5. Make Sure Your Pet’s Toileting Needs Are Properly Taken Care Of
Give your pet safe space to take care of their toileting needs is not only sensible, but also essential in terms of their physical health.
If you have a pet that doesn’t feel safe using a litter box, they won’t – and they’ll let you know they’re not comfortable too!
Litter boxes should be placed away from feeding areas and in a place that’s private, but not too isolated away from everyone else.
If you have older pets they should ideally be given an area at ground level and they should also have access to wee pads.
These sorts of considerations are also very important if you’re not at home for long periods of time during the day and your pets have to look after themselves. As well as making sure toileting needs are met, you’ll also have to ensure that there is a pet fountain within easy access, so they can drink fresh water.
If you have a pet that is especially curious and nosey, consider crate training them or blocking off a small, safe area with a baby gate to keep them from harm.
6. Think About Pet-Safe Flooring And Furnishings
Pet safe flooring is as much about keeping work to a minimum for you, their owner, as it is about keeping your beloved animals healthy and well! Opt for furnishings or fabrics in leather or washable suedes that can be wiped clean, spot cleaned or not affected too negatively by the wear and tear that pets cause.
If you end up inheriting furniture and flooring that isn’t ideal, then you’ll have to become a master at monitoring stain removal and keeping everything well disinfected. The longer a stain is left to hang around, the worse it will be to remove and also – the more likely Fido is to sniff it out and commit a repeat offence!
Although many homes are carpeted, it’s not the best choice for those who have pets. However, if you do have to have carpet choose a color that will mask pet hair and also one that is more stain resistant and easy to spot clean.
For non-carpeted floors, think about using either hardwood with a urethane finish for long wear and easy clean, or opting for ceramic tiles or another non porous hard surface flooring for a more durable long wearing type of floor cover.

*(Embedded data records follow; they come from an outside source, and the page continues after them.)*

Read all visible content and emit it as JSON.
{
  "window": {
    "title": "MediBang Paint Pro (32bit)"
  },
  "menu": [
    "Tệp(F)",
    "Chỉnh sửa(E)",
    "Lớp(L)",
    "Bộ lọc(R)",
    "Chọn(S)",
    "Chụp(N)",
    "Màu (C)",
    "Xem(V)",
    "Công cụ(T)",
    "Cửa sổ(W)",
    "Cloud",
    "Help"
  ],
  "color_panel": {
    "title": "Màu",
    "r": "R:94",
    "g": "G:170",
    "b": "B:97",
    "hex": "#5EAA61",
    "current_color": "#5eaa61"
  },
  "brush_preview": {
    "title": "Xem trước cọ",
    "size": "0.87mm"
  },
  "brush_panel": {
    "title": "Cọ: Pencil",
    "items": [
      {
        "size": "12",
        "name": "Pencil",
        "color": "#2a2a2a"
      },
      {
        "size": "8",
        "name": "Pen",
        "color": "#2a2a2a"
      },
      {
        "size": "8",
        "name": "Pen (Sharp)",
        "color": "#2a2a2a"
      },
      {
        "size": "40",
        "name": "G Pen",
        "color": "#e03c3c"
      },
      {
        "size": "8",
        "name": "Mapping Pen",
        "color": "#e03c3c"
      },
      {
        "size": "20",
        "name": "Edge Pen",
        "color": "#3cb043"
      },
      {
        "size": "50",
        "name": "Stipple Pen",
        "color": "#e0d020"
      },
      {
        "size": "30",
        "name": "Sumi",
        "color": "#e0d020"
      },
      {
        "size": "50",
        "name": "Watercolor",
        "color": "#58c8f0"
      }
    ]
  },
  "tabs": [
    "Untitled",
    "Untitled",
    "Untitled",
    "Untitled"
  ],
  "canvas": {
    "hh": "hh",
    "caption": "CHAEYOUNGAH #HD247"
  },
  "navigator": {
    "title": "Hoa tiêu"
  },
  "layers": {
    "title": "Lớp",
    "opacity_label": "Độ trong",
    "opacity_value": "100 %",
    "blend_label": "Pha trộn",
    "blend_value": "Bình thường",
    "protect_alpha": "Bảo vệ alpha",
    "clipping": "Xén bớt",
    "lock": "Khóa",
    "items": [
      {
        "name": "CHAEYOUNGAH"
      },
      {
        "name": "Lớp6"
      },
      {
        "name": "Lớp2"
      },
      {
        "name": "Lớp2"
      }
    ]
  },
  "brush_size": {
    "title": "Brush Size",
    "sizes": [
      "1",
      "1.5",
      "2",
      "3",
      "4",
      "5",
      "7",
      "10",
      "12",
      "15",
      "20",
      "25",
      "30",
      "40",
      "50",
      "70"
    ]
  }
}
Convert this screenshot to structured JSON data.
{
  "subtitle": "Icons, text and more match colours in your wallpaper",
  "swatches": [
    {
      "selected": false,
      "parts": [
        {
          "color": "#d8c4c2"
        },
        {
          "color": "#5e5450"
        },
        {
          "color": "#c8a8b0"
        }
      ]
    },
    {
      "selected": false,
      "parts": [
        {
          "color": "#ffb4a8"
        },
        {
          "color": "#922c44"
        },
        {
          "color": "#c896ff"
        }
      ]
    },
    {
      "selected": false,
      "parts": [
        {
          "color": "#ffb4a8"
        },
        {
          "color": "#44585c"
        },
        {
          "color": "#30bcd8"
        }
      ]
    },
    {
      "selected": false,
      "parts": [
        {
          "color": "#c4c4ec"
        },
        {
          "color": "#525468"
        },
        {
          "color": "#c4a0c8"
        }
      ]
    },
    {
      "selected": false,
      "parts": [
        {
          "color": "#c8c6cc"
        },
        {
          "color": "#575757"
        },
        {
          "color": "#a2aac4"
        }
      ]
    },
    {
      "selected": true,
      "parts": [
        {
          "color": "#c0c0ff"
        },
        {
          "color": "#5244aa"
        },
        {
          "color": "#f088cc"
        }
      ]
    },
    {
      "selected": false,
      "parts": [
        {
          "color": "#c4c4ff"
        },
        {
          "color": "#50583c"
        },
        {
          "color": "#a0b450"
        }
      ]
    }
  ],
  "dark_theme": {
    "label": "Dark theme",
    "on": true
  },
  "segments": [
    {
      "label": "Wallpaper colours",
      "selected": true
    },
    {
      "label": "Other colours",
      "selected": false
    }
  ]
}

7. A Groomed Pet Is A Happy Pet
It’s easy to underestimate just how much keeping your pet groomed can keep them healthy and safe. If you regularly bathe and de-fluff your furry friends you’ll spend less time cleaning the house, and keeping their nails trimmed and ship-shape will reduce the chances of them scratching themselves.
Finally, make sure you pay attention to flea and tick prevention and control. If the pests are already on your pet, then it’s likely that flea eggs, pupae, and larvae are in your carpeting, bedding, and yard and will need to be tackled as soon as possible to prevent further infections and infestations.
Looking into these tips and tricks and getting your home ship-shape and pet ready will go a long way to not only making your pets happy, but also keeping them well and safe. Our furry friends are as much a part of our family as anyone else and deserve to be cherished, pampered and looked after as well as possible.
This article is provided for general information purposes only. Its content is current at the date of publication. It is not legal advice and is not tailored to meet your individual needs. You should obtain specialist advice based on your specific circumstances before taking any action concerning the matters discussed in this article.